Both the dollar and benchmark U.S. 10-year Treasury yields were subdued on Thursday. A weaker dollar makes gold cheaper for buyers in other currencies and lower yields decreases the opportunity cost of holding non-interest bearing gold.


Independent analyst Ross Norman described gold’s rally as “constructive”, but said it had to breach key technical resistance around $1,800 and $1,835, before another substantial move higher.

Investors took note of data showing Chinese producer prices posted a record annual increase last month and U.S consumer prices increased solidly, which also fanned fears central banks might unwind their economic support and hike interest rates sooner.

Minutes from the U.S. Federal Reserve’s September meeting showed it could start reducing stimulus by mid-November.

But, “now that we’ve got a little bit of visibility on what the Fed intends to do in terms of tapering and it’s a relatively small amount; that’s been positive for gold,” Norman said, noting uncertainty over the taper timeline had weighed on gold.

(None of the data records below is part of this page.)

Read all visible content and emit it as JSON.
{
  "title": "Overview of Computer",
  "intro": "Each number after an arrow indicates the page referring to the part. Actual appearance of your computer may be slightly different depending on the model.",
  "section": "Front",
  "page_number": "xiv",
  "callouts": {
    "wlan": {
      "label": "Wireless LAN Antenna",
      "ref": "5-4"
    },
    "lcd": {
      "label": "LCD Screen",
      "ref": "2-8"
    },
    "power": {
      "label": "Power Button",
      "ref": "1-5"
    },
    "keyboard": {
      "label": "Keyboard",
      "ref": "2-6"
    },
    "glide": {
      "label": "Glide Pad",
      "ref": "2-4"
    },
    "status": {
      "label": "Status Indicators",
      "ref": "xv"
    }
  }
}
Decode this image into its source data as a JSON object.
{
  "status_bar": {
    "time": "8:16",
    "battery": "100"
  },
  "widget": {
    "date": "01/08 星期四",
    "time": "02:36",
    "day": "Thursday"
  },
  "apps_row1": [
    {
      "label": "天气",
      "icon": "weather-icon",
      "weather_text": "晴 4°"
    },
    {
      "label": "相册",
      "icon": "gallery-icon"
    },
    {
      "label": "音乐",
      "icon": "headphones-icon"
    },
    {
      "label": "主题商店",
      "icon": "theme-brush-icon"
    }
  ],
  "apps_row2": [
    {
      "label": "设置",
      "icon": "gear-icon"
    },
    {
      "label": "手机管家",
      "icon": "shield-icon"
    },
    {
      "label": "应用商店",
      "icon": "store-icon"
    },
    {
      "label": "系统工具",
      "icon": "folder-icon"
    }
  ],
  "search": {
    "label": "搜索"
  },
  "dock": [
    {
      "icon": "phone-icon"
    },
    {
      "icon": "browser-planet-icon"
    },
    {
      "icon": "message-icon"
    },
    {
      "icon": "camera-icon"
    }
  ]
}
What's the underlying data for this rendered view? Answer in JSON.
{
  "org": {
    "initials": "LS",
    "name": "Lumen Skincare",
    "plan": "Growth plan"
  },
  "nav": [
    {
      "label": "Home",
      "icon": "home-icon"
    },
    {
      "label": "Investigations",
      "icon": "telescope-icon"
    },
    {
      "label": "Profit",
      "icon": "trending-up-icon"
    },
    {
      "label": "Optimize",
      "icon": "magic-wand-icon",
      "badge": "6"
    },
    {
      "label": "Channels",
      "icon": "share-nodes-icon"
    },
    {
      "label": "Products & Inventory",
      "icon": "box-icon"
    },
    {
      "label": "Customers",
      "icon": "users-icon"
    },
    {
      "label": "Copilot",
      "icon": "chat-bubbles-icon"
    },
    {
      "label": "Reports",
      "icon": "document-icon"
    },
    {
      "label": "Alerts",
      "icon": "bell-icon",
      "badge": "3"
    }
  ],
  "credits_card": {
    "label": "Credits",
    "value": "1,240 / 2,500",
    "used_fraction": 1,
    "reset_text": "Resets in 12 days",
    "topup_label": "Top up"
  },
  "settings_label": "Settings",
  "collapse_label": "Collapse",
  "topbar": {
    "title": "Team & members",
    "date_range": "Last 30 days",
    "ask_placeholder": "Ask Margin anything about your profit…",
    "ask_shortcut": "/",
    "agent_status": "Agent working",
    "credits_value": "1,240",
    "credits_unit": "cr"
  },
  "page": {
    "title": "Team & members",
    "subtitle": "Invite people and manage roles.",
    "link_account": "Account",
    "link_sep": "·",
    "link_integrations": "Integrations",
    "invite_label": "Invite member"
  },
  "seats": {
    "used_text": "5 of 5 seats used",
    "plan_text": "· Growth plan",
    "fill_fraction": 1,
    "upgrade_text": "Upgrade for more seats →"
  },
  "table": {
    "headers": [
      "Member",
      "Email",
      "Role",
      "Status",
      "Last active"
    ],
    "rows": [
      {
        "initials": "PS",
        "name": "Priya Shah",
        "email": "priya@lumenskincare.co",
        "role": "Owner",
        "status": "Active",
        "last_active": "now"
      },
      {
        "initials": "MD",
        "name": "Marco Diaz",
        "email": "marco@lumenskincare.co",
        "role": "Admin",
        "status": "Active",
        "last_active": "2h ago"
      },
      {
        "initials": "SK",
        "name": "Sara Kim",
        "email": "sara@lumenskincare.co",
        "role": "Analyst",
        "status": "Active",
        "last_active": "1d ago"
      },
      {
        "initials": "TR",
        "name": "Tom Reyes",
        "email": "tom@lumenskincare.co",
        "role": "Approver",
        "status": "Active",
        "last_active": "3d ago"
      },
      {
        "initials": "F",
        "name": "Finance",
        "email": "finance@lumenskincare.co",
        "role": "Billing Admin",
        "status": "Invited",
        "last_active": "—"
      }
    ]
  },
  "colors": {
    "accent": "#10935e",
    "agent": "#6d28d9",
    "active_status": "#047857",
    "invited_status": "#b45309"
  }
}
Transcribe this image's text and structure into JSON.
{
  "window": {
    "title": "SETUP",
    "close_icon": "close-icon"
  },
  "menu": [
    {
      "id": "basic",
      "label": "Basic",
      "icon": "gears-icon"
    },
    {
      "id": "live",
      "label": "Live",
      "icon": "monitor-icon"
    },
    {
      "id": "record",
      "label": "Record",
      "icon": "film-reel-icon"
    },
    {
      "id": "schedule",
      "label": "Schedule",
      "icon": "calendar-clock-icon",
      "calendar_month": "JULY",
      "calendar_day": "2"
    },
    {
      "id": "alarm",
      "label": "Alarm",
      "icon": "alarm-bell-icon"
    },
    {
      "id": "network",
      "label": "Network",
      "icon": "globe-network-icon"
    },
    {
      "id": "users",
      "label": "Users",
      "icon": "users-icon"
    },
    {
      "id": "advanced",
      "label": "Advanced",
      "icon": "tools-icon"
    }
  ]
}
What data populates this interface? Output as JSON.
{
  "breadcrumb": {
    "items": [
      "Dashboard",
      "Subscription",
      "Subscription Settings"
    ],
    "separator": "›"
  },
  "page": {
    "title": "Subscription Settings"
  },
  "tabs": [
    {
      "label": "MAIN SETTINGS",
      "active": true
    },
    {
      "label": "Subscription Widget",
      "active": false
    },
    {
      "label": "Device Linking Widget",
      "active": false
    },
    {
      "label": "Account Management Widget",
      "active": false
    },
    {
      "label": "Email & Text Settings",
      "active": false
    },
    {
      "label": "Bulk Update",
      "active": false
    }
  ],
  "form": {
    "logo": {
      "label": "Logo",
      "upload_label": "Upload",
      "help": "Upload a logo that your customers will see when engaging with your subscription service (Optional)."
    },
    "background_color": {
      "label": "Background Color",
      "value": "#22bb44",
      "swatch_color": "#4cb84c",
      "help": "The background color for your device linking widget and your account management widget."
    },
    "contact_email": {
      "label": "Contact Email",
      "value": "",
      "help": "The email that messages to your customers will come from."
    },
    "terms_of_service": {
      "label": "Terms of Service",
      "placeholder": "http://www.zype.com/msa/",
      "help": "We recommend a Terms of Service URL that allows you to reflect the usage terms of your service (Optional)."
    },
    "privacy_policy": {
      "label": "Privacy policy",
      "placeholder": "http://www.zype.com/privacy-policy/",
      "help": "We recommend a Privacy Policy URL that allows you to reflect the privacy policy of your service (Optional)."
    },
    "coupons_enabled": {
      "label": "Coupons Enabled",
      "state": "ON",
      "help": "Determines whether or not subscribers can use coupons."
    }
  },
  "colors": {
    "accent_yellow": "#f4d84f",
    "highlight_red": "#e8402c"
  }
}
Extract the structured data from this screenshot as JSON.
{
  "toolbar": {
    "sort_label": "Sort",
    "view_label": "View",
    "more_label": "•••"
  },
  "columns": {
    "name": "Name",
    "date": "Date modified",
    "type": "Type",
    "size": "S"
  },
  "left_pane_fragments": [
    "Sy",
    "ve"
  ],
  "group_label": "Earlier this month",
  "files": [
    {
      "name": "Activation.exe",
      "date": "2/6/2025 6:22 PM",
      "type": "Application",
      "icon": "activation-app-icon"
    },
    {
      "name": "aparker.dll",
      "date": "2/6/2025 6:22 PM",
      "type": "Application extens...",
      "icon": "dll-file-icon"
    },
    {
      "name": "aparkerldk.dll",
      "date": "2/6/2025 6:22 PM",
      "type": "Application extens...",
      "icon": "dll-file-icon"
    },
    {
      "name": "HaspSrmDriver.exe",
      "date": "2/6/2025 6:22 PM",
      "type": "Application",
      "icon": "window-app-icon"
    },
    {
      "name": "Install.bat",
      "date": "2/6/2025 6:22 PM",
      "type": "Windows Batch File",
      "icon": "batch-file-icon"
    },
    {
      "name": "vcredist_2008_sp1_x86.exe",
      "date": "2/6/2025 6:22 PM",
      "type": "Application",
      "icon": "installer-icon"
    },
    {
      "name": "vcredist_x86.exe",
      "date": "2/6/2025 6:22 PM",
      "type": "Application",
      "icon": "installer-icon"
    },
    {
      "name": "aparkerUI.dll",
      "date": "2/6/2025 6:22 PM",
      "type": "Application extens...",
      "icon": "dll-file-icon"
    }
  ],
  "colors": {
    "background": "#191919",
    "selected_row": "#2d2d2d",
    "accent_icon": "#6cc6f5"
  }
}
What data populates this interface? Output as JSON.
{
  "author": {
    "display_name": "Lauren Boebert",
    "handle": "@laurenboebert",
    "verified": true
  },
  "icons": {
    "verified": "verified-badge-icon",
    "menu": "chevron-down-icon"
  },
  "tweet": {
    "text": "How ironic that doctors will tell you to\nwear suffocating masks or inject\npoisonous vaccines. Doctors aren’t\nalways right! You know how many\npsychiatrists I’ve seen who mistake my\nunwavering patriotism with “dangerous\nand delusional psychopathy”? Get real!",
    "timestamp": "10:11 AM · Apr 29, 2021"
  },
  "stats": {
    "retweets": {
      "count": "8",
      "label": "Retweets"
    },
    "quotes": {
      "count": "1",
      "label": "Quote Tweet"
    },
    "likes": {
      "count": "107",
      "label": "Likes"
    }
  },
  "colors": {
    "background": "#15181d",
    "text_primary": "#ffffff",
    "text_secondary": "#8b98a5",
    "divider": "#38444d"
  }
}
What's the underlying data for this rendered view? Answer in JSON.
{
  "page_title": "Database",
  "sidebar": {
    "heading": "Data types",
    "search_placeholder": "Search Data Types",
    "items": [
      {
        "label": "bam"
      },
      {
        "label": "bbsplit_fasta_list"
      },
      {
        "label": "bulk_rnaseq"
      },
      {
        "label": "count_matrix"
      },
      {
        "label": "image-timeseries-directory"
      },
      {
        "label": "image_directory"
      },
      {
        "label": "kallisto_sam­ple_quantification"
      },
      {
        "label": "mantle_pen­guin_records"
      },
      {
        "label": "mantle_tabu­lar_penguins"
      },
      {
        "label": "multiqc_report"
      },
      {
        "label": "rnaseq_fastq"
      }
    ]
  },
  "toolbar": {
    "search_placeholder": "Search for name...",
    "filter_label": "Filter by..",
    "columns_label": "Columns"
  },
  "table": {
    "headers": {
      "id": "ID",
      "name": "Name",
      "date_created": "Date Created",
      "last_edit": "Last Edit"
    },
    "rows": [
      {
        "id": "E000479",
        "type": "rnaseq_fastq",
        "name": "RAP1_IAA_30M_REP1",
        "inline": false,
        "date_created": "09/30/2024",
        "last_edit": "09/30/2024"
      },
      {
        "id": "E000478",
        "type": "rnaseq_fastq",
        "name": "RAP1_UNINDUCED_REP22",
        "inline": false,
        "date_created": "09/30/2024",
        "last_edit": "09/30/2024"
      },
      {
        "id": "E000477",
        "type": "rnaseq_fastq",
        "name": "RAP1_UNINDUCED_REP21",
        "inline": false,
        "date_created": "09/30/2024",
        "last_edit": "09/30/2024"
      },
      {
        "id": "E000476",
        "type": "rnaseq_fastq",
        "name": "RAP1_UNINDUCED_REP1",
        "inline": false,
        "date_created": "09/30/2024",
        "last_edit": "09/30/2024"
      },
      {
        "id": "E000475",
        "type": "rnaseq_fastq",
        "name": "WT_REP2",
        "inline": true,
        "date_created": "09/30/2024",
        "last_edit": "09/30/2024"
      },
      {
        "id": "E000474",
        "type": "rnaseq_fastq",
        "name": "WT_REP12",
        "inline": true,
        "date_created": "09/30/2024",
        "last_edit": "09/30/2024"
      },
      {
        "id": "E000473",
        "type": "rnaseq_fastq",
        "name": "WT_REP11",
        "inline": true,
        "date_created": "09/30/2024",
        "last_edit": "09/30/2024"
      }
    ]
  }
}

While gold is considered a hedge against higher inflation, reduced central bank stimulus and interest rate hikes tend to push government bond yields up, raising the opportunity cost of hold bullion.

“Should market participants continue ditching ‘team transitory’ as stagflation fears ramp up, gold prices could catch strong bids from safe haven plays and as a hedge against stubbornly elevated consumer prices,” Han Tan, chief market analyst at Exinity said.

Spot silver rose 0.9% to $23.28 per ounce, platinum gained 1.6% to $1,036.52 and palladium jumped 3.7% to $2,184.26.